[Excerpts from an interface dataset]
--- START ---
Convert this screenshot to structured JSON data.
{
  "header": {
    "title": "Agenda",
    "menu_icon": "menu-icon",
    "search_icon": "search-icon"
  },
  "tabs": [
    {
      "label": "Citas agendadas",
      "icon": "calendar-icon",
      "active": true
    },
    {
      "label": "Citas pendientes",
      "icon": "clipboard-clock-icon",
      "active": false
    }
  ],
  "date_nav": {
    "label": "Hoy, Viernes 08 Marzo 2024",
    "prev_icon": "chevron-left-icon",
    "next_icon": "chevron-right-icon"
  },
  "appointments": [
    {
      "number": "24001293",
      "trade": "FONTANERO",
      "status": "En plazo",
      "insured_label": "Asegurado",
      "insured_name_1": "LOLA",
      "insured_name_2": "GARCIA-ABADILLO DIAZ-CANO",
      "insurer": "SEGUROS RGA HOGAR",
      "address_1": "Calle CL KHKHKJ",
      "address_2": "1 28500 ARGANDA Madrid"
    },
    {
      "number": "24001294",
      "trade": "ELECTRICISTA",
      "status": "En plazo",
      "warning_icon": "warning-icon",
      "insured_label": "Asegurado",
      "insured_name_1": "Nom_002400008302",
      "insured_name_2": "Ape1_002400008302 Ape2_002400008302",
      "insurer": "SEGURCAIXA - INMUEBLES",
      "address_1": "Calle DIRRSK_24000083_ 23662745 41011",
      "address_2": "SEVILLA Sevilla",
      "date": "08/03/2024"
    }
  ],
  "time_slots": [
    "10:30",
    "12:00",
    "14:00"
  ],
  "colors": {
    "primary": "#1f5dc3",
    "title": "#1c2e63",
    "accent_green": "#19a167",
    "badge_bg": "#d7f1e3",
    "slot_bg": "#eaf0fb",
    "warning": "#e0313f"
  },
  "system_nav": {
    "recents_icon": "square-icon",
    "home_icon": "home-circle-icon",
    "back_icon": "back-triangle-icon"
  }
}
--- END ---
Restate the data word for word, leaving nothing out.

Convert this screenshot to structured JSON data.
{
  "header": {
    "title": "Agenda",
    "menu_icon": "menu-icon",
    "search_icon": "search-icon"
  },
  "tabs": [
    {
      "label": "Citas agendadas",
      "icon": "calendar-icon",
      "active": true
    },
    {
      "label": "Citas pendientes",
      "icon": "clipboard-clock-icon",
      "active": false
    }
  ],
  "date_nav": {
    "label": "Hoy, Viernes 08 Marzo 2024",
    "prev_icon": "chevron-left-icon",
    "next_icon": "chevron-right-icon"
  },
  "appointments": [
    {
      "number": "24001293",
      "trade": "FONTANERO",
      "status": "En plazo",
      "insured_label": "Asegurado",
      "insured_name_1": "LOLA",
      "insured_name_2": "GARCIA-ABADILLO DIAZ-CANO",
      "insurer": "SEGUROS RGA HOGAR",
      "address_1": "Calle CL KHKHKJ",
      "address_2": "1 28500 ARGANDA Madrid"
    },
    {
      "number": "24001294",
      "trade": "ELECTRICISTA",
      "status": "En plazo",
      "warning_icon": "warning-icon",
      "insured_label": "Asegurado",
      "insured_name_1": "Nom_002400008302",
      "insured_name_2": "Ape1_002400008302 Ape2_002400008302",
      "insurer": "SEGURCAIXA - INMUEBLES",
      "address_1": "Calle DIRRSK_24000083_ 23662745 41011",
      "address_2": "SEVILLA Sevilla",
      "date": "08/03/2024"
    }
  ],
  "time_slots": [
    "10:30",
    "12:00",
    "14:00"
  ],
  "colors": {
    "primary": "#1f5dc3",
    "title": "#1c2e63",
    "accent_green": "#19a167",
    "badge_bg": "#d7f1e3",
    "slot_bg": "#eaf0fb",
    "warning": "#e0313f"
  },
  "system_nav": {
    "recents_icon": "square-icon",
    "home_icon": "home-circle-icon",
    "back_icon": "back-triangle-icon"
  }
}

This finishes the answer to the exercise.